Don McChesney, a former DeKalb board member, said he thought the law enabling removal of the board wouldn’t withstand court scrutiny. “I’m not trying to defend the board. I think most of them ought to go,” McChesney said. “But I do think it’s unconstitutional.”
Only one board member, former chairman Eugene Walker, is referenced directly in SACS’ report, and only by title, though many of the accusations center on individuals. Walker couldn’t be reached for comment Wednesday, but he’s spoken often about the report. He’s particularly galled by an assertion of his “interference” in hiring when, on Aug. 24, he sent an email to then-Superintendent Cheryl Atkinson recommending someone for a job.
“Please know that I have met this young man and he is the brother of one of our board … I would appreciate any assistance that you could provide,” the report quoted the email as saying.
Many took that to mean Walker was endorsing the brother of someone with power — a board member. After reviewing the email though, Walker said he realized he sent it in reference to the brother of someone with little power — the unelected school board secretary, an employee who schedules board meetings and keeps notes on them. Walker said he thought the use of an ellipses was intentional. “They know they are misleading on that,” Walker said last month.
Among other developments:
–At a meeting with a parents’ group this morning, new school chief Michael Thurmond told parents that he understands their frustration but they have to accept some of the responsibility. “I would question your sanity if you were not angry right now,” Thurmond told the parents. He also laid the blame at their feet. “I didn’t elect the board,” he said. “You did.”
– An Atlanta-based professional polling company found that DeKalb voters are ready to shake up he school board. According to the Hicks Evaluation Group:
In a survey of registered voters county wide conducted Tuesday, February 19; nearly 80% stated that they favor: “Removing and replacing all of the school board members” or “Removing and replacing some of the school board members.” Over half (54.5%) said remove and replace all of the school board members.
“It is rare to see this kind of agreement across racial and/or political lines on an issue. A strong majority in every subgroup – gender, political affiliation, race – wants to see some type of change. If the governor is paying attention to DeKalb, then I think this sends a strong message that he could potentially remove school board members without fear of substantial backlash from voters. This is almost a plea for action,” said lead pollster Fred Hicks.
The survey focused on the question of removing board members. Additional survey work is being conducted on the question of whether or not voters believe school board members should be able to use school funds to file a lawsuit designed to prevent removal.
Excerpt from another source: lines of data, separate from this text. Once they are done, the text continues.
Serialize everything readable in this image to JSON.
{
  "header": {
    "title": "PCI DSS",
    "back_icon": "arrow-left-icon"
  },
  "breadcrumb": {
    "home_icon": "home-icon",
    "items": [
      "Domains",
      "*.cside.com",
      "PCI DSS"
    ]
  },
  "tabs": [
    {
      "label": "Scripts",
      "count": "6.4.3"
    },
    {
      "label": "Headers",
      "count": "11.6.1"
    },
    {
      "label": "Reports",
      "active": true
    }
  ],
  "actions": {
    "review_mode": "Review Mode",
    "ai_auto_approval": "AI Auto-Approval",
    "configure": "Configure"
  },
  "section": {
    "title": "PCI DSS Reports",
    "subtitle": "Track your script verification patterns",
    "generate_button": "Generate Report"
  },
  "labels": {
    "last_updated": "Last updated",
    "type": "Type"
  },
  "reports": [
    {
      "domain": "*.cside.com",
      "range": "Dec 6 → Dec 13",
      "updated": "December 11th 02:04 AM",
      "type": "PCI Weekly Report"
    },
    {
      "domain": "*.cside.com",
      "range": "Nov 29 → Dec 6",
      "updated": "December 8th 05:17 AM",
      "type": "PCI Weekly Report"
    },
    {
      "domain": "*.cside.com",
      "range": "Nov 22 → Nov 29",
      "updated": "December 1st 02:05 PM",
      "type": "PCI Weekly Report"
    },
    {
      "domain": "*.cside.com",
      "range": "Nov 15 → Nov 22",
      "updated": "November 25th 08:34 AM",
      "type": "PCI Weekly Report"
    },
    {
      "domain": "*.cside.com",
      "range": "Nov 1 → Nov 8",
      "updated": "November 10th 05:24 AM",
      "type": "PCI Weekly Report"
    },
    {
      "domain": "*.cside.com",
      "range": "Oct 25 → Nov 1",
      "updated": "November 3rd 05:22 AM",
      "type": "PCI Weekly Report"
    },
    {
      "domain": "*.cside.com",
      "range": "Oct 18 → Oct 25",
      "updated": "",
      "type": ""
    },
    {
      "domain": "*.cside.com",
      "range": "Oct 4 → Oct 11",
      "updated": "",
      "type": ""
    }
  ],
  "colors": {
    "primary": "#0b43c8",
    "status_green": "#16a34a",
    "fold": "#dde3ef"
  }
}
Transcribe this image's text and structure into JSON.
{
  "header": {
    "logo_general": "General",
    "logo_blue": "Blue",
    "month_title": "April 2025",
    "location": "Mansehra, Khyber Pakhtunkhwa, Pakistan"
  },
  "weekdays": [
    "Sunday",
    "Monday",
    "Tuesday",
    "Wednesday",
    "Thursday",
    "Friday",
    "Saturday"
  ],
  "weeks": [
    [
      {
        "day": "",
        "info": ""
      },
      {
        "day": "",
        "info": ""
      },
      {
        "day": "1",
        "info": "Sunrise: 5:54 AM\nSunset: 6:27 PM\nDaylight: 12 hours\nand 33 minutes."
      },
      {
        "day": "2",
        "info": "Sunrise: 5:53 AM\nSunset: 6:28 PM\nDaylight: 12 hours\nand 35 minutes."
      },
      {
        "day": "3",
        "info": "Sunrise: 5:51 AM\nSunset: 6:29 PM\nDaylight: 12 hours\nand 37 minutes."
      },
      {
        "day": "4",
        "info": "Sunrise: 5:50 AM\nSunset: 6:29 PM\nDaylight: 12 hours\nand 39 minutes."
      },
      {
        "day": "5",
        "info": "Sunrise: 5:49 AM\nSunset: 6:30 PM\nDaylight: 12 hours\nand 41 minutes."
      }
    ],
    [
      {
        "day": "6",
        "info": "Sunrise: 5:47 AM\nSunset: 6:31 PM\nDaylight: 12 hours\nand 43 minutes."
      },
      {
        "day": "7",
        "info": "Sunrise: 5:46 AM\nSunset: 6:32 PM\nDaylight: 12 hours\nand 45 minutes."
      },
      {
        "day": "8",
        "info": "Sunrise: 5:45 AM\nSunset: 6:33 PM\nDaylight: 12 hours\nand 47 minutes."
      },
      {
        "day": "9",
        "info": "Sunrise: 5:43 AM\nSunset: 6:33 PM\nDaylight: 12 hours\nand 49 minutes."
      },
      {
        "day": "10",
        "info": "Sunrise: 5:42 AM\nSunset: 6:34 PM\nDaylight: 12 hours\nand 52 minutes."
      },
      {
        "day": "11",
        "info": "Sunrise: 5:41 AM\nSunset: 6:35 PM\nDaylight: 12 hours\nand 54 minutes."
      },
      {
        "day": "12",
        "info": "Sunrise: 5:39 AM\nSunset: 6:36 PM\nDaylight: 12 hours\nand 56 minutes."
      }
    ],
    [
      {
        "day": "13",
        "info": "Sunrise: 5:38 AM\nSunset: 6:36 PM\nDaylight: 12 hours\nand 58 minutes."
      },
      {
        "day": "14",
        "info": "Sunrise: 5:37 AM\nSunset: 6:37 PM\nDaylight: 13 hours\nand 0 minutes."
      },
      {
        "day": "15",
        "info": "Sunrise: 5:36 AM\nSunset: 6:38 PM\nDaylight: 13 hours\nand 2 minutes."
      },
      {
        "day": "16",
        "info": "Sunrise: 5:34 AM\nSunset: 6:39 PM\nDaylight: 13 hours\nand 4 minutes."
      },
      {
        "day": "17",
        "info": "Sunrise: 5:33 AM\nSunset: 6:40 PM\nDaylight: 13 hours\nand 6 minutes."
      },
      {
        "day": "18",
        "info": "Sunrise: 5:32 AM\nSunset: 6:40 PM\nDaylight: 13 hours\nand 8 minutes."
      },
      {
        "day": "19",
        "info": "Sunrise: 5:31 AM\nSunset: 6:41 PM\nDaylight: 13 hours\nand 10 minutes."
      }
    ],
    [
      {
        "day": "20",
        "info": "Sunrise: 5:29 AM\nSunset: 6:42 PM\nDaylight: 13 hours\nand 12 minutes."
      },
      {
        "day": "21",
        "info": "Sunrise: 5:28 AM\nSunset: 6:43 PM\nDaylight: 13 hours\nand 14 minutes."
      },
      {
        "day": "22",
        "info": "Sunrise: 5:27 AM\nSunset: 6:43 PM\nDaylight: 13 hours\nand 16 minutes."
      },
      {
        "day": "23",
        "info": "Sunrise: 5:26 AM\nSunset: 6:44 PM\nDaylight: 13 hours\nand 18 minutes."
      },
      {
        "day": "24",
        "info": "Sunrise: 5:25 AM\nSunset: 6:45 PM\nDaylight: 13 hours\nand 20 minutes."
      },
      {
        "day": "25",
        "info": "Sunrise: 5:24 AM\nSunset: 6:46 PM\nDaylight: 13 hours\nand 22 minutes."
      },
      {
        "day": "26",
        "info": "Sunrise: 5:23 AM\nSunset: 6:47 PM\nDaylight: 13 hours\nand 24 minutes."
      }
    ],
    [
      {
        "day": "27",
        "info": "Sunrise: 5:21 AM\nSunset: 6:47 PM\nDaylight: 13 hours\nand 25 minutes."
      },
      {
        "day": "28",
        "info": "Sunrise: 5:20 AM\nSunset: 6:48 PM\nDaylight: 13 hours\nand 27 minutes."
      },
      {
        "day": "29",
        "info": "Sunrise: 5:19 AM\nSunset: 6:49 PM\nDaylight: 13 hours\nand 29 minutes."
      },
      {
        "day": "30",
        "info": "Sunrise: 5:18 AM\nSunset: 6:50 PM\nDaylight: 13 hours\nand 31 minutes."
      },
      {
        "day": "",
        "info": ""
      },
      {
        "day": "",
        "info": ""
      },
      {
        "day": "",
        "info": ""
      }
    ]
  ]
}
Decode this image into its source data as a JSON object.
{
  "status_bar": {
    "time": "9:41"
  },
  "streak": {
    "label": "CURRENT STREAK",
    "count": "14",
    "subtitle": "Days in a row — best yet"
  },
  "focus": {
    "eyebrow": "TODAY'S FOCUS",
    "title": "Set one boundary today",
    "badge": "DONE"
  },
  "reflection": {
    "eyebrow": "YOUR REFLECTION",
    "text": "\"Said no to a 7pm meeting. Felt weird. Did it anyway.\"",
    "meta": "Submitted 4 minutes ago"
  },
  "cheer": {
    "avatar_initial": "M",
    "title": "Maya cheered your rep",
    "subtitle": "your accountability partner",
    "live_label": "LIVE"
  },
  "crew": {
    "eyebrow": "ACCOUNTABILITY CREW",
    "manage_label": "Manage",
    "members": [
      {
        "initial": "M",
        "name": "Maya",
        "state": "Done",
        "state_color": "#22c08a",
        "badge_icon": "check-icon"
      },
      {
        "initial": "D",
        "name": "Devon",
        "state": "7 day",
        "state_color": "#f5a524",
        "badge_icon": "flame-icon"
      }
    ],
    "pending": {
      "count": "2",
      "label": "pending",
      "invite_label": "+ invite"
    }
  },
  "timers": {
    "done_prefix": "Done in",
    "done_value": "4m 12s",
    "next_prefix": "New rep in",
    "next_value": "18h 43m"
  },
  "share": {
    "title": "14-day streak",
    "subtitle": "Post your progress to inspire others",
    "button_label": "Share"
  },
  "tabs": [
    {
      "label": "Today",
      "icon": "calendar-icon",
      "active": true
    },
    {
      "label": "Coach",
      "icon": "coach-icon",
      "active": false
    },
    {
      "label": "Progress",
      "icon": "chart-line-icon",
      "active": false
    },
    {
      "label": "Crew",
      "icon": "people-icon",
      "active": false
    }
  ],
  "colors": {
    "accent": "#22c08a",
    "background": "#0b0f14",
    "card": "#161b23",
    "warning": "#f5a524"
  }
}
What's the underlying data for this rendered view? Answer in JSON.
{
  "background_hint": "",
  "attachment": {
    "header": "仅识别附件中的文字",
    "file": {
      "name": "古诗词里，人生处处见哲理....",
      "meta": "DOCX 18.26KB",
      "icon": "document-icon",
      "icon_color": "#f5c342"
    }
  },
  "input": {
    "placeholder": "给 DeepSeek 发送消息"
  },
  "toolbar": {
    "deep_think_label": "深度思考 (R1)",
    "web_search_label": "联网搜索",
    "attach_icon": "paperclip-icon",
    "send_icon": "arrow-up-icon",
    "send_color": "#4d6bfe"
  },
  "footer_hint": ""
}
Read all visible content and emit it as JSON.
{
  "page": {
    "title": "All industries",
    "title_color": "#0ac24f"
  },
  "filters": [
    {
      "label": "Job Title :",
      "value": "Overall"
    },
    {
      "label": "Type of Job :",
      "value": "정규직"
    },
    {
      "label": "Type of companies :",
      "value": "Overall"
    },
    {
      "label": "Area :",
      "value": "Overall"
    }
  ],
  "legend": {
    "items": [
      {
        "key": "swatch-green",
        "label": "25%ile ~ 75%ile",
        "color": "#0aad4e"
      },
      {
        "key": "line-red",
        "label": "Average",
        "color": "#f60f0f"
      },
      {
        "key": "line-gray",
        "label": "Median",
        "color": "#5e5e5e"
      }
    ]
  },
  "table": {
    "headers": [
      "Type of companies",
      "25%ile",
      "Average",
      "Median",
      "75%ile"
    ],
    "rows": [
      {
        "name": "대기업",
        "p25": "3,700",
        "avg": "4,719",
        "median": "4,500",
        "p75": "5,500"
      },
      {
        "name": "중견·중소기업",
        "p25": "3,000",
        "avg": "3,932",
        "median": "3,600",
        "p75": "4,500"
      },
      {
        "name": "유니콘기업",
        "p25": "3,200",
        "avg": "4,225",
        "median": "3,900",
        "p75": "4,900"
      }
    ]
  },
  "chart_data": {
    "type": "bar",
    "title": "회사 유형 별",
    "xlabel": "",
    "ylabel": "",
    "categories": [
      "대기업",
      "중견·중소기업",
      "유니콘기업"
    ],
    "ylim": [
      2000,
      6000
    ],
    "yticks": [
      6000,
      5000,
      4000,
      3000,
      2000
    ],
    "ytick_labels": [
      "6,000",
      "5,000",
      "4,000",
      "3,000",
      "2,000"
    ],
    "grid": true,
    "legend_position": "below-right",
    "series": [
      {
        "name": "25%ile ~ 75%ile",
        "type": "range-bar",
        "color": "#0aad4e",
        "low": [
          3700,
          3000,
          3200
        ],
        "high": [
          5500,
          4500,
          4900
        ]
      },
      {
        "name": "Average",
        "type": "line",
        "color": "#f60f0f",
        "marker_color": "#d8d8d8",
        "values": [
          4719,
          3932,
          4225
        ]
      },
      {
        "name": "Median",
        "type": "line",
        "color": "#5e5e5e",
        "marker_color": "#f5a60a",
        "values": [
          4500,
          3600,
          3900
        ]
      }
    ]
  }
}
The survey was conducted February 19 using autodial technology. It was not commissioned by any candidate or candidate committee and is solely the work of the Hicks Evaluation Group
–From Maureen Downey, for the AJC Get Schooled blog